They come into our lives for such a short time
A time we wouldn't trade not even for a dime
Then before you know it the years have flown by
And then all of the sudden we're saying good-bye
It wasn't that long ago we said our good-byes
We held on to you tight as you closed your eyes
Your spirit has flown home on the wings of a dove
Into God's loving arm's; in heaven above
Over the days we've shed many tears
But the memories we have will live on for years
We feel your presence and we know that your near
You're keeping us safe and calming our fear
We think about memories from years past
When you were young and strong and ran so fast
We remember all the great times that we all had
How you always made us happy never made us mad
They were the best and happiest years we had
We'll always look back on them and never be sad
We look forward to the time we'll be together again
And we thank the Lord for such a great friend
Now you run and play up in Heaven above
Cradled in God's arms covered with his love
Playing by the Bridge waiting for the day
We come down thru the meadow to the bridge to stay
The love that you showed us we'll never forget
Because to us you're one very special pet
You're like a star in the dark of night
Always watching over us with the Lord's light
So now we take time to remember our best friend
Who will always be with us even to the end
We'll always remember you the way you were
One big lovable huggable pile of fur
by John Quealy
Jimmy Stewart Reads a Poem About His Dog Beau
To Love Again
Oh what unhappy twist of fate
Has brought you homeless to my gate,
The gate where once another stood
To beg for shelter warmth and food?
For from that day I ceased to be
The master of my destiny,
While she, with purr and velvet paw
Became within my house the law.
She scratched the furniture and shed
And claimed the middle of my bed,
She ruled in arrogance and pride
And broke my heart the day she died.
So if you really think, oh cat
I'd willingly relive all that,
Because you come forlorn and thin
Well don't just stand there - come on in!
When I Got My New Dog
I asked for strength that I might rear her perfectly;
I was given weakness that I might feed her more treats.
I asked for good health that I might rest easy;
I was given a "special needs" dog that I might know nurturing.
I asked for an obedient dog that I might feel proud;
I was given stubbornness that I might feel humble.
I asked for compliance that I might feel masterful;
I was given a clown that I might laugh.
I asked for a companion that I might not feel lonely;
I was given a best friend that I would feel loved.
I got nothing I asked for,
But everything that I needed.
Tribute to a Dog
"Gentlemen of the jury: the best friend a man has in the world may turn against him and become his worst enemy. His son or daughter that he has reared with loving care may prove ungrateful. Those who are nearest and dearest to us, those whom we trust with our happiness and our good name, may become traitors to their faith. The money that man has, he may lose. It flies away from him, perhaps when he needs it the most. A man's reputation may be sacrificed in a moment of ill-considered action.

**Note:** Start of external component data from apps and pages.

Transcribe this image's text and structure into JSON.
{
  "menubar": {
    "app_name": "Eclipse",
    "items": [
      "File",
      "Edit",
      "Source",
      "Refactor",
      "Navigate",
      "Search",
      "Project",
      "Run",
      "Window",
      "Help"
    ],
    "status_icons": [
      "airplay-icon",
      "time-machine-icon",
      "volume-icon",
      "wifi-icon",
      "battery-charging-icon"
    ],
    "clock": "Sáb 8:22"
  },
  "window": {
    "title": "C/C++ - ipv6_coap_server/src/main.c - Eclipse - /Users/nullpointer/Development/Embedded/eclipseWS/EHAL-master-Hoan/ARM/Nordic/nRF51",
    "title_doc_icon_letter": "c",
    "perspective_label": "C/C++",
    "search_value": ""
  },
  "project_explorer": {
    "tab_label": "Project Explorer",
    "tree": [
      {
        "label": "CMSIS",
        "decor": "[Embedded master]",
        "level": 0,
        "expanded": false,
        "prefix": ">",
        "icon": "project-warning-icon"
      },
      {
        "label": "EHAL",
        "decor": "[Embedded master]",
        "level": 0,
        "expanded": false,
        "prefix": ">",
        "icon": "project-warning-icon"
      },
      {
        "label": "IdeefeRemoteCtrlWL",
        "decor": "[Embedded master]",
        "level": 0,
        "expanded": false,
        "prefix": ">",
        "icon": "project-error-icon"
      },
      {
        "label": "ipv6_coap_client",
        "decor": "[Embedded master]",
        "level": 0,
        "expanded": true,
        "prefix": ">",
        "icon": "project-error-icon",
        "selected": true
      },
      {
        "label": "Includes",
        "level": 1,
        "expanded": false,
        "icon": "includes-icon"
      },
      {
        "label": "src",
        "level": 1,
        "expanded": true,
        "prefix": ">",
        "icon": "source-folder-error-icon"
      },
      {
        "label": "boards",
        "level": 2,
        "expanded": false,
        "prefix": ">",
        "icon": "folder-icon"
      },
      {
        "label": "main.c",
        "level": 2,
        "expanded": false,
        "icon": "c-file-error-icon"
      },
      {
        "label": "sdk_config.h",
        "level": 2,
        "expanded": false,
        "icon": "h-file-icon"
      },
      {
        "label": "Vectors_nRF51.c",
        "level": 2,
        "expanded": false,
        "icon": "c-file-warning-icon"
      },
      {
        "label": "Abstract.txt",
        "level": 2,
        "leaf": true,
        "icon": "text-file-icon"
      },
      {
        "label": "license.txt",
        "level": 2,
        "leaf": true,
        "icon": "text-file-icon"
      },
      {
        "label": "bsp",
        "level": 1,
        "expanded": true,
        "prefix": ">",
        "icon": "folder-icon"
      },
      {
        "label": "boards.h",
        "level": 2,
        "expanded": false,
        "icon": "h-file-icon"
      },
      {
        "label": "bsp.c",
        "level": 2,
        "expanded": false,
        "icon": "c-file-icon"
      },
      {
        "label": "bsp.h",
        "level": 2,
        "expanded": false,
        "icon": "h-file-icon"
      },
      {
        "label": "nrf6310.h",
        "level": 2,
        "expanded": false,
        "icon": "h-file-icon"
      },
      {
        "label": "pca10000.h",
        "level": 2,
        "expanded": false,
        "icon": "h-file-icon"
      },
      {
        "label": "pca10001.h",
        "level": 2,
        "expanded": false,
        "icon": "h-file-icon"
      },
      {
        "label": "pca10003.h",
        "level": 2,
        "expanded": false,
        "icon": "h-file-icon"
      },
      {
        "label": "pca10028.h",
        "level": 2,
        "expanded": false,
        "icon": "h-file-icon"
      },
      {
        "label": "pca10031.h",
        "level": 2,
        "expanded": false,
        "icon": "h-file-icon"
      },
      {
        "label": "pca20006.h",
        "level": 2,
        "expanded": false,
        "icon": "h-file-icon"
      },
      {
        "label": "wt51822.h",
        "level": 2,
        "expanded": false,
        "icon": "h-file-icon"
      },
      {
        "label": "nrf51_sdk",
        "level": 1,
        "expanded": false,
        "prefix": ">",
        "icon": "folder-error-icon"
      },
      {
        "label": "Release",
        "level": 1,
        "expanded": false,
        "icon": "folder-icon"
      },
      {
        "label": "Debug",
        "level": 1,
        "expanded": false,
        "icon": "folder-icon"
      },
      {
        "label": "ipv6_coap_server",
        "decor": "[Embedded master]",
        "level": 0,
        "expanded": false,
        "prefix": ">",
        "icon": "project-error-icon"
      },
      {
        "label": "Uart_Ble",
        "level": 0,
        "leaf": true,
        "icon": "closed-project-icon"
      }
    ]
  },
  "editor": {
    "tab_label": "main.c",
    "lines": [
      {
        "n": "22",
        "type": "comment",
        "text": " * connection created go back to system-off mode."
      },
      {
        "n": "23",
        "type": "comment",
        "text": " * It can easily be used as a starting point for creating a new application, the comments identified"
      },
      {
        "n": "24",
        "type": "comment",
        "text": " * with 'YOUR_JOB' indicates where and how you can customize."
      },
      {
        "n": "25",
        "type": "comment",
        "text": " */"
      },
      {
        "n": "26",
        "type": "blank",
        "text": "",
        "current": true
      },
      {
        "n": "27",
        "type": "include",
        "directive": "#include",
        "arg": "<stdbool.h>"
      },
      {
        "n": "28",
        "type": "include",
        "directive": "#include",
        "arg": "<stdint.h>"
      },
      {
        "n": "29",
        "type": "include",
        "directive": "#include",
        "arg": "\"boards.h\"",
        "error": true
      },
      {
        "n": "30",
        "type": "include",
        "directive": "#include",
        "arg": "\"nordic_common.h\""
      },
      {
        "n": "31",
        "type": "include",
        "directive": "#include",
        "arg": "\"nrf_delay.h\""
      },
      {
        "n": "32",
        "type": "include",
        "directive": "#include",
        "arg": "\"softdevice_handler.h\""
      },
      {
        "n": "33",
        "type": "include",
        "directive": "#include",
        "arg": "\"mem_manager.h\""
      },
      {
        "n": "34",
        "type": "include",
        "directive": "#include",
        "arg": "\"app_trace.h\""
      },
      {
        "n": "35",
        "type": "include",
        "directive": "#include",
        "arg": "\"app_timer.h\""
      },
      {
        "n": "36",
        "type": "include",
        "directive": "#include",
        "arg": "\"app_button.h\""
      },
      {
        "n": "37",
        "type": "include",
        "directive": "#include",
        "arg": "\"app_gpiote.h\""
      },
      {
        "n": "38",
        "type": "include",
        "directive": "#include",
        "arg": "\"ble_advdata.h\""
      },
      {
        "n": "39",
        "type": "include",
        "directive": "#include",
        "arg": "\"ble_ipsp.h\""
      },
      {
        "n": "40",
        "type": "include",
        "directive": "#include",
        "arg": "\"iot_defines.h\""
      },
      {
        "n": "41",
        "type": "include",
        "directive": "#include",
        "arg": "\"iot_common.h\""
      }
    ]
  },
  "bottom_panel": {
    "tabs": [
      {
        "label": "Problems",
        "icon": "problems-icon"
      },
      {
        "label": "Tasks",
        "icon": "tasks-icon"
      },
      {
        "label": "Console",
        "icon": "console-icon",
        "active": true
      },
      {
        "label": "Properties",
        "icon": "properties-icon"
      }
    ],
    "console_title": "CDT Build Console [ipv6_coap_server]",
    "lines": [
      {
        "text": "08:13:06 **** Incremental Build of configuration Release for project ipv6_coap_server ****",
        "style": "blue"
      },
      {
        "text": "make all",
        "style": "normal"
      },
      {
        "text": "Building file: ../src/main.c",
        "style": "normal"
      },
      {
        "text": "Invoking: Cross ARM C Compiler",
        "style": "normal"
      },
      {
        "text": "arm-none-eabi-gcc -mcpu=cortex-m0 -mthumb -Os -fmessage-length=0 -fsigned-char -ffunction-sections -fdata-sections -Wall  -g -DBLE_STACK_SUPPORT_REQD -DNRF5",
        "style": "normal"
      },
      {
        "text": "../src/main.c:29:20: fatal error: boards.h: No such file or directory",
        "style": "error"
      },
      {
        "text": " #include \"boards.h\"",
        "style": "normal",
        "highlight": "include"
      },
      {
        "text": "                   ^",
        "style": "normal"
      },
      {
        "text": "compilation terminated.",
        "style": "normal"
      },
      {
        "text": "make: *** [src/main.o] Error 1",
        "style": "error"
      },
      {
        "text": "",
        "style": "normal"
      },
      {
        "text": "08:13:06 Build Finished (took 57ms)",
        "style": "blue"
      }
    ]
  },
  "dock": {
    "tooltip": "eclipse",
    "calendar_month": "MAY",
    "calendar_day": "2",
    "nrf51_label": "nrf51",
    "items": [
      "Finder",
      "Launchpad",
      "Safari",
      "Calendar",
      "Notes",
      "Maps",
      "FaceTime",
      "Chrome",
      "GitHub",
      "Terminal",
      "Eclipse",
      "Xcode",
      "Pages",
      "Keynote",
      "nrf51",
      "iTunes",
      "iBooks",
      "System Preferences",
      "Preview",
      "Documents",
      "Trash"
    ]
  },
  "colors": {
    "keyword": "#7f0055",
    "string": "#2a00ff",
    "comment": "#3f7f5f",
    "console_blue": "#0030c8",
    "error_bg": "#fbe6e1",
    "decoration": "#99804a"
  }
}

The people who are prone to fall on their knees to do us honor when success is with us may be the first to throw the stone of malice when failure settles its cloud upon our heads. The one absolutely unselfish friend that a man can have in this selfish world, the one that never deserts him and the one that never proves ungrateful or treacherous... is his dog.
Gentlemen of the Jury: a man's dog stands by him in prosperity and in poverty, in health and in sickness. He will sleep on the cold ground, where the wintry winds blow and the snow drives fiercely, if only he may be near his master's side. He will kiss the hand that has no food to offer, he will lick the wounds and sores that come in encounters with the roughness of the world. He guards the sleep of his pauper master as if he were a prince. When all other friends desert he remains. When riches take wings and reputation falls to pieces, he is as constant in his love as the sun in its journey through the heavens. If fortune drives the master forth an outcast in the world, friendless and homeless, the faithful dog asks no higher privilege than that of accompanying him to guard against danger, to fight against his enemies, and when the last scene of all comes, and death takes the master in its embrace and his body is laid away in the cold ground, no matter if all other friends pursue their way, there by his graveside will the noble dog be found, his head between his paws, his eyes sad but open in alert watchfulness, faithful and true even to death."
by Senator George Graham Vest (in a speech to the jury during the 1870 Burden v. Hornsby court case in Warrensburg, Missouri)